BRIEF =>
Look through the entries below, please, and copy every line with the word "tagColor".

Entries from a dataset of interfaces =>
= = = = =

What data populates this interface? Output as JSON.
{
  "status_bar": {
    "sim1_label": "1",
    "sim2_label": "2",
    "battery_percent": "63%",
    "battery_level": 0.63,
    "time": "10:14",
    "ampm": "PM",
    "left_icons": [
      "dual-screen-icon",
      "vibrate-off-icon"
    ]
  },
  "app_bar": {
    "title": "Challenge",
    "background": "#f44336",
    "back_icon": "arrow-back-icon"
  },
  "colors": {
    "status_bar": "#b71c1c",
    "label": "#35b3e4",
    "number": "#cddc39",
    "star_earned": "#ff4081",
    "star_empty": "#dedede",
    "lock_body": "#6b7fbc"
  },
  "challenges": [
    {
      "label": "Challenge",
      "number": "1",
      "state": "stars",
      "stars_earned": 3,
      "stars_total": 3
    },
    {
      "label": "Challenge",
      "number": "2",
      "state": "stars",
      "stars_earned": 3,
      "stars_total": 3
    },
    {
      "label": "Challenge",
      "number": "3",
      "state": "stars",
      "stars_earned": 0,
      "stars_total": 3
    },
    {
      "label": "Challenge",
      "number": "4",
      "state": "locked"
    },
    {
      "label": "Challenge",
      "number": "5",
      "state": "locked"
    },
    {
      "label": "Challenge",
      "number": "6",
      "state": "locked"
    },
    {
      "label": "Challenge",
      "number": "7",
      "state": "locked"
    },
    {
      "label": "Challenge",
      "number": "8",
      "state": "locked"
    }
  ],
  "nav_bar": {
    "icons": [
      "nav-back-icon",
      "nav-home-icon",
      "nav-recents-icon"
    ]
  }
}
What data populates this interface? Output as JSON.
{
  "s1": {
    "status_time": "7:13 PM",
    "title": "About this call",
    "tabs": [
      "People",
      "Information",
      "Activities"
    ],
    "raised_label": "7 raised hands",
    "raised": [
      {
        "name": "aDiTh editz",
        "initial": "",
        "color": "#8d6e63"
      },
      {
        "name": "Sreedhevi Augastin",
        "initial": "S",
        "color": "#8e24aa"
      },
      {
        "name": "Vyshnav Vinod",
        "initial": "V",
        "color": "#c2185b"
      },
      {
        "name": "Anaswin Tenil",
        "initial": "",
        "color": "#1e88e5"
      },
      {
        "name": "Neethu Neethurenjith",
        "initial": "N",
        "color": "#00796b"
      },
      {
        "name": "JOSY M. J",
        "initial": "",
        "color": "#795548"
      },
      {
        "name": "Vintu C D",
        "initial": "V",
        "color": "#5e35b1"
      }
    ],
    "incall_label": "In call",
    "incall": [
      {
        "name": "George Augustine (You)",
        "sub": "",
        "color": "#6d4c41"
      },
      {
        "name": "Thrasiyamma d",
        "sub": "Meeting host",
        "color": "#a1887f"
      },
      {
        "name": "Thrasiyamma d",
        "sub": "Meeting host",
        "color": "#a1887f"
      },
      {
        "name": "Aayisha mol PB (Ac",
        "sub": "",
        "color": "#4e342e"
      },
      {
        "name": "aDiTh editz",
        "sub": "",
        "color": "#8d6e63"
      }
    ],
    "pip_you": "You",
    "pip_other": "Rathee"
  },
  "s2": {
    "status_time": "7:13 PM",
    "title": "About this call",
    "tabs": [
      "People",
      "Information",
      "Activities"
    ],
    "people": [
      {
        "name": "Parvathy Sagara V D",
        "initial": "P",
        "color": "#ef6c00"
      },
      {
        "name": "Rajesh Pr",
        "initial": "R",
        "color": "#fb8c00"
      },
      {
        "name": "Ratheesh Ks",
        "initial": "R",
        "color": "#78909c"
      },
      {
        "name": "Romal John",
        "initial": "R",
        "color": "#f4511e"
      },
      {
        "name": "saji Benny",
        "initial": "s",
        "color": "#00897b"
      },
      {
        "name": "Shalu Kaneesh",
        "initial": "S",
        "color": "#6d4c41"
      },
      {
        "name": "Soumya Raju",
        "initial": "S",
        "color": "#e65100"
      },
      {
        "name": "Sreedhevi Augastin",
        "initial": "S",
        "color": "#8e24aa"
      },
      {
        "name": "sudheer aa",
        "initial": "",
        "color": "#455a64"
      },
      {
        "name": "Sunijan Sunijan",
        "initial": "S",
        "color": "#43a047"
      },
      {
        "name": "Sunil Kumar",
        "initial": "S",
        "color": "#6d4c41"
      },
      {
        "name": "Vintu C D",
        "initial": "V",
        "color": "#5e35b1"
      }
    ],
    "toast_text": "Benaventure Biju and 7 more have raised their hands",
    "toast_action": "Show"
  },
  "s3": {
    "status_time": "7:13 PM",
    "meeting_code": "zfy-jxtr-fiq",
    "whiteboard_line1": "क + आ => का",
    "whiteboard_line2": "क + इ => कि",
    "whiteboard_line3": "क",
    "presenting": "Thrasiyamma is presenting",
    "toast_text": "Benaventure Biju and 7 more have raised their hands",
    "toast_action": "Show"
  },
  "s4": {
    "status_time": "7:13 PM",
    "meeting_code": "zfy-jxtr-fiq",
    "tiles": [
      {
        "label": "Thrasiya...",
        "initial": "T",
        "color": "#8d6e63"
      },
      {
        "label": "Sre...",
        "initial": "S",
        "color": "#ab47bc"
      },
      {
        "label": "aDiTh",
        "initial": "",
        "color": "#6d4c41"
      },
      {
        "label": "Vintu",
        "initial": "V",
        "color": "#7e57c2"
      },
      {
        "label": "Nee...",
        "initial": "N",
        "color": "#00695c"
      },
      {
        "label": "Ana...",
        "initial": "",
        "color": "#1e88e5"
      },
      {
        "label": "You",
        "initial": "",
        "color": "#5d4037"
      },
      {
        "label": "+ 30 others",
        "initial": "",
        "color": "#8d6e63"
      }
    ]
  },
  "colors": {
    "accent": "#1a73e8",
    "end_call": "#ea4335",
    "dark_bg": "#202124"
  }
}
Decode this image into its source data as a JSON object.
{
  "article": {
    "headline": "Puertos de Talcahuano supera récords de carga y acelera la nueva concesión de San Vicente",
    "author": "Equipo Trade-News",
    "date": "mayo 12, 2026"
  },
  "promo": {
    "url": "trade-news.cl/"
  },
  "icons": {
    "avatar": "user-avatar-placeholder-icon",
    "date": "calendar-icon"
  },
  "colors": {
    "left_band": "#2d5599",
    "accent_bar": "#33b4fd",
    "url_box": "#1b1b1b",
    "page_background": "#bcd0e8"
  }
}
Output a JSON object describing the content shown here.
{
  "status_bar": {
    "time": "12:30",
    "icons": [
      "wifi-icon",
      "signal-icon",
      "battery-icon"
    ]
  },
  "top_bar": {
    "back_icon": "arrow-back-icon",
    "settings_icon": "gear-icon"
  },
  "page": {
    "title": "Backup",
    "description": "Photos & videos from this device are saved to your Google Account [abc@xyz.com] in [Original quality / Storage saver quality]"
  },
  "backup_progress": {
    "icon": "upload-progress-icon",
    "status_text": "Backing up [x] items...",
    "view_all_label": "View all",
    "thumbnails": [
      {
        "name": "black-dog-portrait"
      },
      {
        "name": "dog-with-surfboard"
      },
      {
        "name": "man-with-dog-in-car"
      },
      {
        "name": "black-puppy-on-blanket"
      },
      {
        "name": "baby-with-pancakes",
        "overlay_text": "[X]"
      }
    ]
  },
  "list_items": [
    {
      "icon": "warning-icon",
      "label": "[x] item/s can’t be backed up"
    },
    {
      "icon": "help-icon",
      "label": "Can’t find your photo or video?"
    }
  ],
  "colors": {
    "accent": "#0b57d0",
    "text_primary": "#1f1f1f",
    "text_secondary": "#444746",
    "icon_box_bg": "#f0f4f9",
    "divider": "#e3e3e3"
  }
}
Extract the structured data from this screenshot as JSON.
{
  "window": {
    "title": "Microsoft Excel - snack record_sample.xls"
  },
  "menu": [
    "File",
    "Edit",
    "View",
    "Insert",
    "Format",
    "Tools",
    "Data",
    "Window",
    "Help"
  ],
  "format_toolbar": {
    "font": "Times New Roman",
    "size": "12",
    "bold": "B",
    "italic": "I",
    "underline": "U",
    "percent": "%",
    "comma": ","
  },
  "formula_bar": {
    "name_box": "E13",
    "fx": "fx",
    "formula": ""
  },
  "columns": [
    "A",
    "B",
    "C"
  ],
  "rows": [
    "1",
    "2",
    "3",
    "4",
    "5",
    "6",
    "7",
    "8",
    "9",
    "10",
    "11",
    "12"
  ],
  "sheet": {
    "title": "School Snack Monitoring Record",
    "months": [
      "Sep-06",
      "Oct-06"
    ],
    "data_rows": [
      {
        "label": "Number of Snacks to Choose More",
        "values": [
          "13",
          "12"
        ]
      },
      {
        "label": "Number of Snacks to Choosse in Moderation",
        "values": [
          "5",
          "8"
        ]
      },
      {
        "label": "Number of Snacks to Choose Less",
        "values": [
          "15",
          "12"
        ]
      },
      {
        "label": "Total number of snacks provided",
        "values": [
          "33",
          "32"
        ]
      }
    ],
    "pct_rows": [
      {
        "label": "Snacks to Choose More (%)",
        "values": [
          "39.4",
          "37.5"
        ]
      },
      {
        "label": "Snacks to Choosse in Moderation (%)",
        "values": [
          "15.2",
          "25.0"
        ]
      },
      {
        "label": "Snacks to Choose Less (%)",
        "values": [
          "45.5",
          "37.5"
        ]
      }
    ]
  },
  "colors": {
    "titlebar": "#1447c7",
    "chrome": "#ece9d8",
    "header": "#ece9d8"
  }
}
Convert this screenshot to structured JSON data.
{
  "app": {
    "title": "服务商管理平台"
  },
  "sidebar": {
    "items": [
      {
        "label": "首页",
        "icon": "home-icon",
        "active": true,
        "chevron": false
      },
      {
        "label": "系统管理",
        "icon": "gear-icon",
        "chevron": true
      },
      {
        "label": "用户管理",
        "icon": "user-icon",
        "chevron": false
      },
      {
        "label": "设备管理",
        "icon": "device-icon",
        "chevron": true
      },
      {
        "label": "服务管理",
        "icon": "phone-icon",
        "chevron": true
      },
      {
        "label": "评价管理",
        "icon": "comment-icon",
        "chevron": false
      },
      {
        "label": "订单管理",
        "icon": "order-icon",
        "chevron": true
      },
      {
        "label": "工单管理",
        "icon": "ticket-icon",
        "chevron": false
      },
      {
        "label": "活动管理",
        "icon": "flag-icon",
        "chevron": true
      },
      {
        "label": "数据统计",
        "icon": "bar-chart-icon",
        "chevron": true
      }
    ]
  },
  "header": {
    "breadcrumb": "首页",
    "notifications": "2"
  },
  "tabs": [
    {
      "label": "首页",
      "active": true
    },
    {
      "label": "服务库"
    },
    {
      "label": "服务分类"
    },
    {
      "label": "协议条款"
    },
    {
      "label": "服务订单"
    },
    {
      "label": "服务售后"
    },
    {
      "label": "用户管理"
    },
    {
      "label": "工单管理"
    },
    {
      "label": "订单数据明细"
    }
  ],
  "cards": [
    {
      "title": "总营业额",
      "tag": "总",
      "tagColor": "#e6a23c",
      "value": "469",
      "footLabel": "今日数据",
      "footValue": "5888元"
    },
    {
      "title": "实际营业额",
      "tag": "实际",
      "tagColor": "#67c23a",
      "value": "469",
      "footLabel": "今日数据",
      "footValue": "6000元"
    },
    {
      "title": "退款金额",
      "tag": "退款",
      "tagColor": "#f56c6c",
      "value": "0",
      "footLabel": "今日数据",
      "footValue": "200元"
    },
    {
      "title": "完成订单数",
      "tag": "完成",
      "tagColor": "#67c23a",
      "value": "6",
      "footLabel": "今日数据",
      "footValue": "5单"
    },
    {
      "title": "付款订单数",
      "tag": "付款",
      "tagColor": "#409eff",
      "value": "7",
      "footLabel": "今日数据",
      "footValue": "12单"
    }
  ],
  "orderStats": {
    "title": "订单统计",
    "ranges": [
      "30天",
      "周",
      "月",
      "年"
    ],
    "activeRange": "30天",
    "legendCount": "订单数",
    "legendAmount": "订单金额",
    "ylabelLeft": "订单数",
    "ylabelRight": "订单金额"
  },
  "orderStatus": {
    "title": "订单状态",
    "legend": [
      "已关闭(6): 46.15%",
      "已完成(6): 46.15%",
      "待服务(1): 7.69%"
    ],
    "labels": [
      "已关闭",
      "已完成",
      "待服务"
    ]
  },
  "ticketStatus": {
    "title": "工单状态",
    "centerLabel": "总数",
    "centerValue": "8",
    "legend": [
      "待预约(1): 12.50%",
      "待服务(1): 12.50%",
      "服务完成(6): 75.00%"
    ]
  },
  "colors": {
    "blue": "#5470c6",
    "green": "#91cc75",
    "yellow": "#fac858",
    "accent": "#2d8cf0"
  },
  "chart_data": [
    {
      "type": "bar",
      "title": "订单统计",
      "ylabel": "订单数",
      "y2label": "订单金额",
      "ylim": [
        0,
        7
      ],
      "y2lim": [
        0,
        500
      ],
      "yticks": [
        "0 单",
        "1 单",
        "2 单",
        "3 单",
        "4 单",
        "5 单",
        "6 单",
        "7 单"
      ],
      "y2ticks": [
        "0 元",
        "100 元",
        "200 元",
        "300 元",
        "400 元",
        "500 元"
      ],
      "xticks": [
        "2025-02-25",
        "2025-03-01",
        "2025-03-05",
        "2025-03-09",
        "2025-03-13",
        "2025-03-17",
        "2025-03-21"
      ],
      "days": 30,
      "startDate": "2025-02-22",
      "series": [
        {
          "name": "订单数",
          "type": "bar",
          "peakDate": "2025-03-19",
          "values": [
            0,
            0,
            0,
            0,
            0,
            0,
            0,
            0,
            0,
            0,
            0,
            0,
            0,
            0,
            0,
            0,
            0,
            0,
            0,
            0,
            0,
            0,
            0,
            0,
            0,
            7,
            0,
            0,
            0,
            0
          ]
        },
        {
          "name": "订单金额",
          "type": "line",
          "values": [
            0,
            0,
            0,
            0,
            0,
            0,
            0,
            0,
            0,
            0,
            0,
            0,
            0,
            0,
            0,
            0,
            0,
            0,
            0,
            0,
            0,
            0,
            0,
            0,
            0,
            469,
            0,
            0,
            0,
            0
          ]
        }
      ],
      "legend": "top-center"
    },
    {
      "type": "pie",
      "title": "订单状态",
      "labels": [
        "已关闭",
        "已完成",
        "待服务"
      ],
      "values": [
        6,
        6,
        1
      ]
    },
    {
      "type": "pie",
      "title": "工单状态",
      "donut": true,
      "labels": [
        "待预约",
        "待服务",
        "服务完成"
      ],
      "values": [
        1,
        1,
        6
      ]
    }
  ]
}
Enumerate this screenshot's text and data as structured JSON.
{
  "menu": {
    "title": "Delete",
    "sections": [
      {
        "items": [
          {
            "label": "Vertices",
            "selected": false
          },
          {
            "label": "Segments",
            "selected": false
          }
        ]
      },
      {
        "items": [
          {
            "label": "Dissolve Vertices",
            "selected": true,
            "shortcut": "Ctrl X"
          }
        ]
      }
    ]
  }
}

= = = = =

WRITTEN REPLY =>
      "tagColor": "#e6a23c",
      "tagColor": "#67c23a",
      "tagColor": "#f56c6c",
      "tagColor": "#67c23a",
      "tagColor": "#409eff",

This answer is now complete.